## Instructions to follow
From the line containing "Transcribe this image's" to the end of the records, print every line exactly, both ends included, and leave out the pictures.

[Page and application data records]
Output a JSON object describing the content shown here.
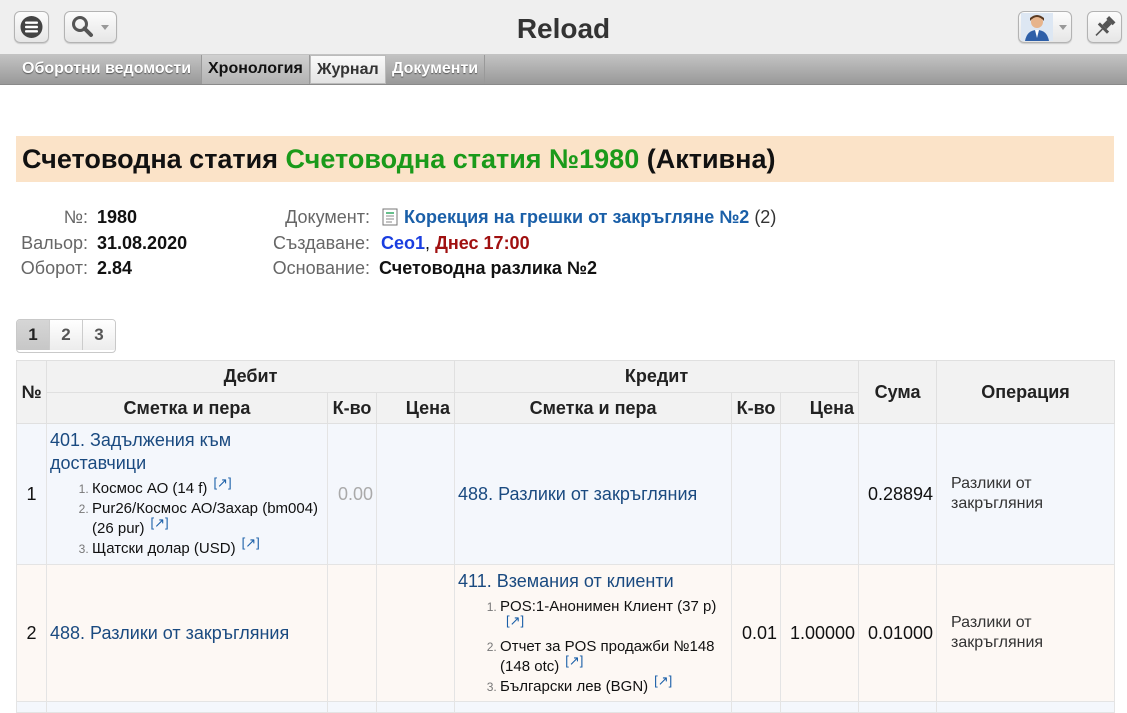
{
  "app": {
    "title": "Reload"
  },
  "tabs": [
    {
      "label": "Оборотни ведомости"
    },
    {
      "label": "Хронология"
    },
    {
      "label": "Журнал"
    },
    {
      "label": "Документи"
    }
  ],
  "heading": {
    "prefix": "Счетоводна статия",
    "name": "Счетоводна статия №1980",
    "status": "(Активна)"
  },
  "info": {
    "number_label": "№:",
    "number": "1980",
    "valor_label": "Вальор:",
    "valor": "31.08.2020",
    "turnover_label": "Оборот:",
    "turnover": "2.84",
    "document_label": "Документ:",
    "document": "Корекция на грешки от закръгляне №2",
    "document_count": "(2)",
    "created_label": "Създаване:",
    "created_user": "Ceo1",
    "created_sep": ",",
    "created_time": "Днес 17:00",
    "reason_label": "Основание:",
    "reason": "Счетоводна разлика №2"
  },
  "pager": {
    "pages": [
      "1",
      "2",
      "3"
    ],
    "active": "1"
  },
  "table": {
    "headers": {
      "no": "№",
      "debit": "Дебит",
      "credit": "Кредит",
      "amount": "Сума",
      "operation": "Операция",
      "account": "Сметка и пера",
      "qty": "К-во",
      "price": "Цена"
    },
    "rows": [
      {
        "no": "1",
        "debit_account": "401. Задължения към доставчици",
        "debit_items": [
          "Космос АО (14 f)",
          "Pur26/Космос АО/Захар (bm004) (26 pur)",
          "Щатски долар (USD)"
        ],
        "debit_qty": "0.00",
        "debit_price": "",
        "credit_account": "488. Разлики от закръгляния",
        "credit_qty": "",
        "credit_price": "",
        "amount": "0.28894",
        "operation": "Разлики от закръгляния"
      },
      {
        "no": "2",
        "debit_account": "488. Разлики от закръгляния",
        "debit_qty": "",
        "debit_price": "",
        "credit_account": "411. Вземания от клиенти",
        "credit_items": [
          "POS:1-Анонимен Клиент (37 p)",
          "Отчет за POS продажби №148 (148 otc)",
          "Български лев (BGN)"
        ],
        "credit_qty": "0.01",
        "credit_price": "1.00000",
        "amount": "0.01000",
        "operation": "Разлики от закръгляния"
      }
    ],
    "ext_link": "[↗]"
  }
}
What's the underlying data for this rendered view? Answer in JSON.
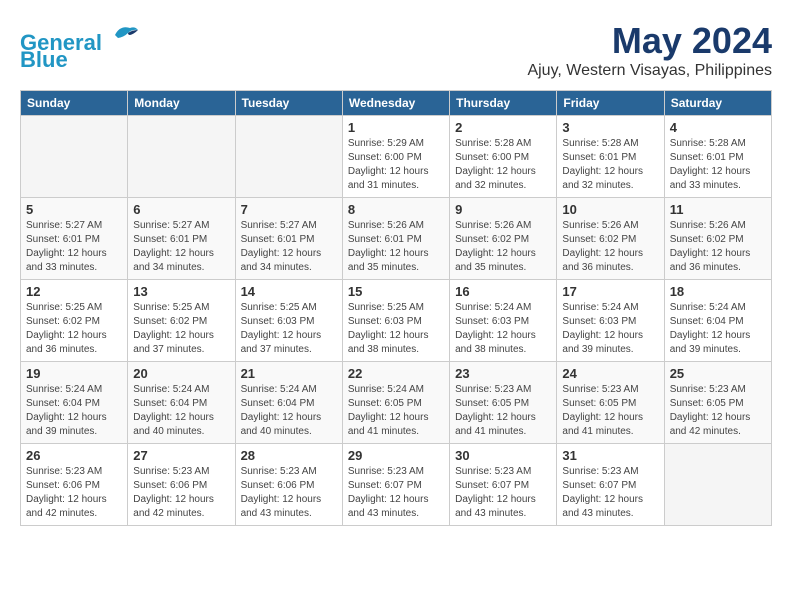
{
  "header": {
    "logo_line1": "General",
    "logo_line2": "Blue",
    "main_title": "May 2024",
    "subtitle": "Ajuy, Western Visayas, Philippines"
  },
  "days_of_week": [
    "Sunday",
    "Monday",
    "Tuesday",
    "Wednesday",
    "Thursday",
    "Friday",
    "Saturday"
  ],
  "weeks": [
    [
      {
        "day": "",
        "info": ""
      },
      {
        "day": "",
        "info": ""
      },
      {
        "day": "",
        "info": ""
      },
      {
        "day": "1",
        "info": "Sunrise: 5:29 AM\nSunset: 6:00 PM\nDaylight: 12 hours\nand 31 minutes."
      },
      {
        "day": "2",
        "info": "Sunrise: 5:28 AM\nSunset: 6:00 PM\nDaylight: 12 hours\nand 32 minutes."
      },
      {
        "day": "3",
        "info": "Sunrise: 5:28 AM\nSunset: 6:01 PM\nDaylight: 12 hours\nand 32 minutes."
      },
      {
        "day": "4",
        "info": "Sunrise: 5:28 AM\nSunset: 6:01 PM\nDaylight: 12 hours\nand 33 minutes."
      }
    ],
    [
      {
        "day": "5",
        "info": "Sunrise: 5:27 AM\nSunset: 6:01 PM\nDaylight: 12 hours\nand 33 minutes."
      },
      {
        "day": "6",
        "info": "Sunrise: 5:27 AM\nSunset: 6:01 PM\nDaylight: 12 hours\nand 34 minutes."
      },
      {
        "day": "7",
        "info": "Sunrise: 5:27 AM\nSunset: 6:01 PM\nDaylight: 12 hours\nand 34 minutes."
      },
      {
        "day": "8",
        "info": "Sunrise: 5:26 AM\nSunset: 6:01 PM\nDaylight: 12 hours\nand 35 minutes."
      },
      {
        "day": "9",
        "info": "Sunrise: 5:26 AM\nSunset: 6:02 PM\nDaylight: 12 hours\nand 35 minutes."
      },
      {
        "day": "10",
        "info": "Sunrise: 5:26 AM\nSunset: 6:02 PM\nDaylight: 12 hours\nand 36 minutes."
      },
      {
        "day": "11",
        "info": "Sunrise: 5:26 AM\nSunset: 6:02 PM\nDaylight: 12 hours\nand 36 minutes."
      }
    ],
    [
      {
        "day": "12",
        "info": "Sunrise: 5:25 AM\nSunset: 6:02 PM\nDaylight: 12 hours\nand 36 minutes."
      },
      {
        "day": "13",
        "info": "Sunrise: 5:25 AM\nSunset: 6:02 PM\nDaylight: 12 hours\nand 37 minutes."
      },
      {
        "day": "14",
        "info": "Sunrise: 5:25 AM\nSunset: 6:03 PM\nDaylight: 12 hours\nand 37 minutes."
      },
      {
        "day": "15",
        "info": "Sunrise: 5:25 AM\nSunset: 6:03 PM\nDaylight: 12 hours\nand 38 minutes."
      },
      {
        "day": "16",
        "info": "Sunrise: 5:24 AM\nSunset: 6:03 PM\nDaylight: 12 hours\nand 38 minutes."
      },
      {
        "day": "17",
        "info": "Sunrise: 5:24 AM\nSunset: 6:03 PM\nDaylight: 12 hours\nand 39 minutes."
      },
      {
        "day": "18",
        "info": "Sunrise: 5:24 AM\nSunset: 6:04 PM\nDaylight: 12 hours\nand 39 minutes."
      }
    ],
    [
      {
        "day": "19",
        "info": "Sunrise: 5:24 AM\nSunset: 6:04 PM\nDaylight: 12 hours\nand 39 minutes."
      },
      {
        "day": "20",
        "info": "Sunrise: 5:24 AM\nSunset: 6:04 PM\nDaylight: 12 hours\nand 40 minutes."
      },
      {
        "day": "21",
        "info": "Sunrise: 5:24 AM\nSunset: 6:04 PM\nDaylight: 12 hours\nand 40 minutes."
      },
      {
        "day": "22",
        "info": "Sunrise: 5:24 AM\nSunset: 6:05 PM\nDaylight: 12 hours\nand 41 minutes."
      },
      {
        "day": "23",
        "info": "Sunrise: 5:23 AM\nSunset: 6:05 PM\nDaylight: 12 hours\nand 41 minutes."
      },
      {
        "day": "24",
        "info": "Sunrise: 5:23 AM\nSunset: 6:05 PM\nDaylight: 12 hours\nand 41 minutes."
      },
      {
        "day": "25",
        "info": "Sunrise: 5:23 AM\nSunset: 6:05 PM\nDaylight: 12 hours\nand 42 minutes."
      }
    ],
    [
      {
        "day": "26",
        "info": "Sunrise: 5:23 AM\nSunset: 6:06 PM\nDaylight: 12 hours\nand 42 minutes."
      },
      {
        "day": "27",
        "info": "Sunrise: 5:23 AM\nSunset: 6:06 PM\nDaylight: 12 hours\nand 42 minutes."
      },
      {
        "day": "28",
        "info": "Sunrise: 5:23 AM\nSunset: 6:06 PM\nDaylight: 12 hours\nand 43 minutes."
      },
      {
        "day": "29",
        "info": "Sunrise: 5:23 AM\nSunset: 6:07 PM\nDaylight: 12 hours\nand 43 minutes."
      },
      {
        "day": "30",
        "info": "Sunrise: 5:23 AM\nSunset: 6:07 PM\nDaylight: 12 hours\nand 43 minutes."
      },
      {
        "day": "31",
        "info": "Sunrise: 5:23 AM\nSunset: 6:07 PM\nDaylight: 12 hours\nand 43 minutes."
      },
      {
        "day": "",
        "info": ""
      }
    ]
  ]
}
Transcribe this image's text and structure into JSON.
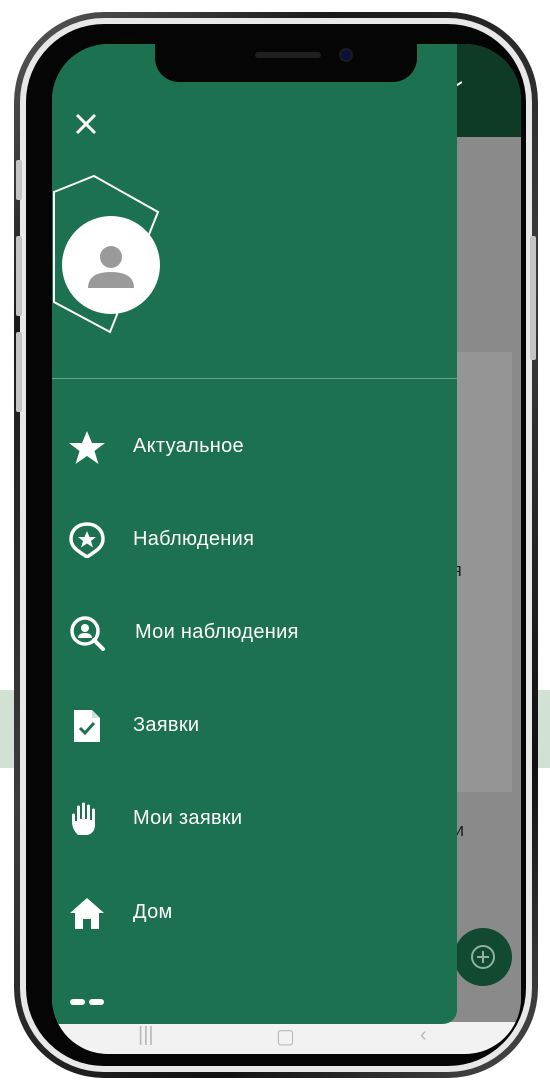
{
  "drawer": {
    "menu": [
      {
        "label": "Актуальное",
        "icon": "star-icon"
      },
      {
        "label": "Наблюдения",
        "icon": "star-pin-icon"
      },
      {
        "label": "Мои наблюдения",
        "icon": "person-search-icon"
      },
      {
        "label": "Заявки",
        "icon": "document-check-icon"
      },
      {
        "label": "Мои заявки",
        "icon": "hand-icon"
      },
      {
        "label": "Дом",
        "icon": "home-icon"
      }
    ]
  },
  "background_app": {
    "fragment_1": "я",
    "fragment_2": "и"
  },
  "colors": {
    "drawer": "#1b7150",
    "header": "#0e3a26",
    "fab": "#114a30"
  }
}
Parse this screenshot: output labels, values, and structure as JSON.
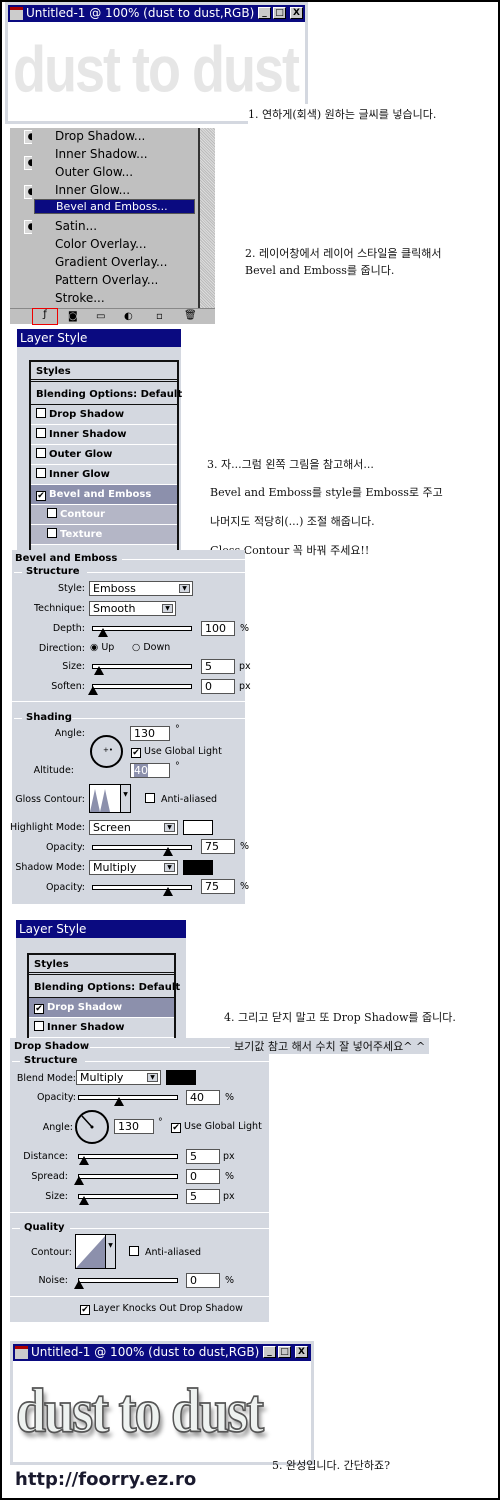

## Task answer
Transcribe this image's text and structure into JSON.
{
  "drawer": {
    "menu": [
      {
        "label": "Актуальное",
        "icon": "star-icon"
      },
      {
        "label": "Наблюдения",
        "icon": "star-pin-icon"
      },
      {
        "label": "Мои наблюдения",
        "icon": "person-search-icon"
      },
      {
        "label": "Заявки",
        "icon": "document-check-icon"
      },
      {
        "label": "Мои заявки",
        "icon": "hand-icon"
      },
      {
        "label": "Дом",
        "icon": "home-icon"
      }
    ]
  },
  "background_app": {
    "fragment_1": "я",
    "fragment_2": "и"
  },
  "colors": {
    "drawer": "#1b7150",
    "header": "#0e3a26",
    "fab": "#114a30"
  }
}
Parse this screenshot: output labels, values, and structure as JSON.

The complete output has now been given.